### Records provided ###
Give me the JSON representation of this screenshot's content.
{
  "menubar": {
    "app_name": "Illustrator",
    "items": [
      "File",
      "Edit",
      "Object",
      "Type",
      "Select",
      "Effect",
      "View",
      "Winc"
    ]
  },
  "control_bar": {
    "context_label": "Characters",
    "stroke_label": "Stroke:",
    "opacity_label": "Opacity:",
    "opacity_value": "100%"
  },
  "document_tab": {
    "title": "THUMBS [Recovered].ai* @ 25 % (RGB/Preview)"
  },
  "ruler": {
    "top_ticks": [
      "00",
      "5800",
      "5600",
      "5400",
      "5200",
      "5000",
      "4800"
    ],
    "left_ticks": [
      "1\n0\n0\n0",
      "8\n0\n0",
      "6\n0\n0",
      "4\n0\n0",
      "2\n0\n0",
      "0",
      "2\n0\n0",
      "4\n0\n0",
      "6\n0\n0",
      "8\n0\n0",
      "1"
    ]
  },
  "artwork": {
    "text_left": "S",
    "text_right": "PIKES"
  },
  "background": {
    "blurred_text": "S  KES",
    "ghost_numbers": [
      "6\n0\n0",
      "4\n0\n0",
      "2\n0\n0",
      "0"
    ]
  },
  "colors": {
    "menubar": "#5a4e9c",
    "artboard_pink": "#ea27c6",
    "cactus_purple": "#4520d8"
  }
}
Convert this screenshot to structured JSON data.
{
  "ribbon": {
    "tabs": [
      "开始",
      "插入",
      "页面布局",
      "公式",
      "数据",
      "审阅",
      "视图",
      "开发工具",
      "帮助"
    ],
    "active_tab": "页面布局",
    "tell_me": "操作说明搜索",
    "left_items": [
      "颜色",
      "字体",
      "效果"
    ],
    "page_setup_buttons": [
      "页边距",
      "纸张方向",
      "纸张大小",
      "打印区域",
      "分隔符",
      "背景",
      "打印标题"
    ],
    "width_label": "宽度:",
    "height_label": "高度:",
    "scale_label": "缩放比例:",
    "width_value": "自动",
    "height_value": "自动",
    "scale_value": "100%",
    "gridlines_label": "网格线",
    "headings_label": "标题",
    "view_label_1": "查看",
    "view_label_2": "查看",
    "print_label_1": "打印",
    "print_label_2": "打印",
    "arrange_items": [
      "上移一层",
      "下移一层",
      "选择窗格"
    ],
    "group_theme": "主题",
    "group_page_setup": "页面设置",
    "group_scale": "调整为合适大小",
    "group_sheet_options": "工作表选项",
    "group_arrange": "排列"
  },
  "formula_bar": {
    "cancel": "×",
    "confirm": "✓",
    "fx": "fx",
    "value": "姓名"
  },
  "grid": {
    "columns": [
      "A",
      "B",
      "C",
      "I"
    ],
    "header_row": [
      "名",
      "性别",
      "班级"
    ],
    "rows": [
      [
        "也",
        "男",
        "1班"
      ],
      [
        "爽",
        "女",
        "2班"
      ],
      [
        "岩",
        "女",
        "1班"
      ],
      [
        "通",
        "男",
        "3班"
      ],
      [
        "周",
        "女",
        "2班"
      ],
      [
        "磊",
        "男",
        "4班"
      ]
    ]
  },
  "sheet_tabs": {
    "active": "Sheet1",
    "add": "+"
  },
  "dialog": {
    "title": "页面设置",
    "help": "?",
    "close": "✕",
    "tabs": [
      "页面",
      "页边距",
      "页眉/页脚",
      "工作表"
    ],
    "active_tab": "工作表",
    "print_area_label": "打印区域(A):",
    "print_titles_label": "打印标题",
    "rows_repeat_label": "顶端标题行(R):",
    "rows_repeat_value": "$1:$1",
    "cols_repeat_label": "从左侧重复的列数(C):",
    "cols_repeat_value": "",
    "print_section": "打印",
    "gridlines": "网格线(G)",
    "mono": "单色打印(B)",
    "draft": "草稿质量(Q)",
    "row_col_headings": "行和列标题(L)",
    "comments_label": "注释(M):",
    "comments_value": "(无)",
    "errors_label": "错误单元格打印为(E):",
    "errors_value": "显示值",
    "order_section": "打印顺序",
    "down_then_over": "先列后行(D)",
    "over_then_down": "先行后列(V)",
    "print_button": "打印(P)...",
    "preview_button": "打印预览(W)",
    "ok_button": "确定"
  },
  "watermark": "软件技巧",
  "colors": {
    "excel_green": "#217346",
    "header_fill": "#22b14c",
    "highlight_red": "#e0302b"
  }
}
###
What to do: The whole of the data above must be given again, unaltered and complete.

Task answer:
Give me the JSON representation of this screenshot's content.
{
  "menubar": {
    "app_name": "Illustrator",
    "items": [
      "File",
      "Edit",
      "Object",
      "Type",
      "Select",
      "Effect",
      "View",
      "Winc"
    ]
  },
  "control_bar": {
    "context_label": "Characters",
    "stroke_label": "Stroke:",
    "opacity_label": "Opacity:",
    "opacity_value": "100%"
  },
  "document_tab": {
    "title": "THUMBS [Recovered].ai* @ 25 % (RGB/Preview)"
  },
  "ruler": {
    "top_ticks": [
      "00",
      "5800",
      "5600",
      "5400",
      "5200",
      "5000",
      "4800"
    ],
    "left_ticks": [
      "1\n0\n0\n0",
      "8\n0\n0",
      "6\n0\n0",
      "4\n0\n0",
      "2\n0\n0",
      "0",
      "2\n0\n0",
      "4\n0\n0",
      "6\n0\n0",
      "8\n0\n0",
      "1"
    ]
  },
  "artwork": {
    "text_left": "S",
    "text_right": "PIKES"
  },
  "background": {
    "blurred_text": "S  KES",
    "ghost_numbers": [
      "6\n0\n0",
      "4\n0\n0",
      "2\n0\n0",
      "0"
    ]
  },
  "colors": {
    "menubar": "#5a4e9c",
    "artboard_pink": "#ea27c6",
    "cactus_purple": "#4520d8"
  }
}
Convert this screenshot to structured JSON data.
{
  "ribbon": {
    "tabs": [
      "开始",
      "插入",
      "页面布局",
      "公式",
      "数据",
      "审阅",
      "视图",
      "开发工具",
      "帮助"
    ],
    "active_tab": "页面布局",
    "tell_me": "操作说明搜索",
    "left_items": [
      "颜色",
      "字体",
      "效果"
    ],
    "page_setup_buttons": [
      "页边距",
      "纸张方向",
      "纸张大小",
      "打印区域",
      "分隔符",
      "背景",
      "打印标题"
    ],
    "width_label": "宽度:",
    "height_label": "高度:",
    "scale_label": "缩放比例:",
    "width_value": "自动",
    "height_value": "自动",
    "scale_value": "100%",
    "gridlines_label": "网格线",
    "headings_label": "标题",
    "view_label_1": "查看",
    "view_label_2": "查看",
    "print_label_1": "打印",
    "print_label_2": "打印",
    "arrange_items": [
      "上移一层",
      "下移一层",
      "选择窗格"
    ],
    "group_theme": "主题",
    "group_page_setup": "页面设置",
    "group_scale": "调整为合适大小",
    "group_sheet_options": "工作表选项",
    "group_arrange": "排列"
  },
  "formula_bar": {
    "cancel": "×",
    "confirm": "✓",
    "fx": "fx",
    "value": "姓名"
  },
  "grid": {
    "columns": [
      "A",
      "B",
      "C",
      "I"
    ],
    "header_row": [
      "名",
      "性别",
      "班级"
    ],
    "rows": [
      [
        "也",
        "男",
        "1班"
      ],
      [
        "爽",
        "女",
        "2班"
      ],
      [
        "岩",
        "女",
        "1班"
      ],
      [
        "通",
        "男",
        "3班"
      ],
      [
        "周",
        "女",
        "2班"
      ],
      [
        "磊",
        "男",
        "4班"
      ]
    ]
  },
  "sheet_tabs": {
    "active": "Sheet1",
    "add": "+"
  },
  "dialog": {
    "title": "页面设置",
    "help": "?",
    "close": "✕",
    "tabs": [
      "页面",
      "页边距",
      "页眉/页脚",
      "工作表"
    ],
    "active_tab": "工作表",
    "print_area_label": "打印区域(A):",
    "print_titles_label": "打印标题",
    "rows_repeat_label": "顶端标题行(R):",
    "rows_repeat_value": "$1:$1",
    "cols_repeat_label": "从左侧重复的列数(C):",
    "cols_repeat_value": "",
    "print_section": "打印",
    "gridlines": "网格线(G)",
    "mono": "单色打印(B)",
    "draft": "草稿质量(Q)",
    "row_col_headings": "行和列标题(L)",
    "comments_label": "注释(M):",
    "comments_value": "(无)",
    "errors_label": "错误单元格打印为(E):",
    "errors_value": "显示值",
    "order_section": "打印顺序",
    "down_then_over": "先列后行(D)",
    "over_then_down": "先行后列(V)",
    "print_button": "打印(P)...",
    "preview_button": "打印预览(W)",
    "ok_button": "确定"
  },
  "watermark": "软件技巧",
  "colors": {
    "excel_green": "#217346",
    "header_fill": "#22b14c",
    "highlight_red": "#e0302b"
  }
}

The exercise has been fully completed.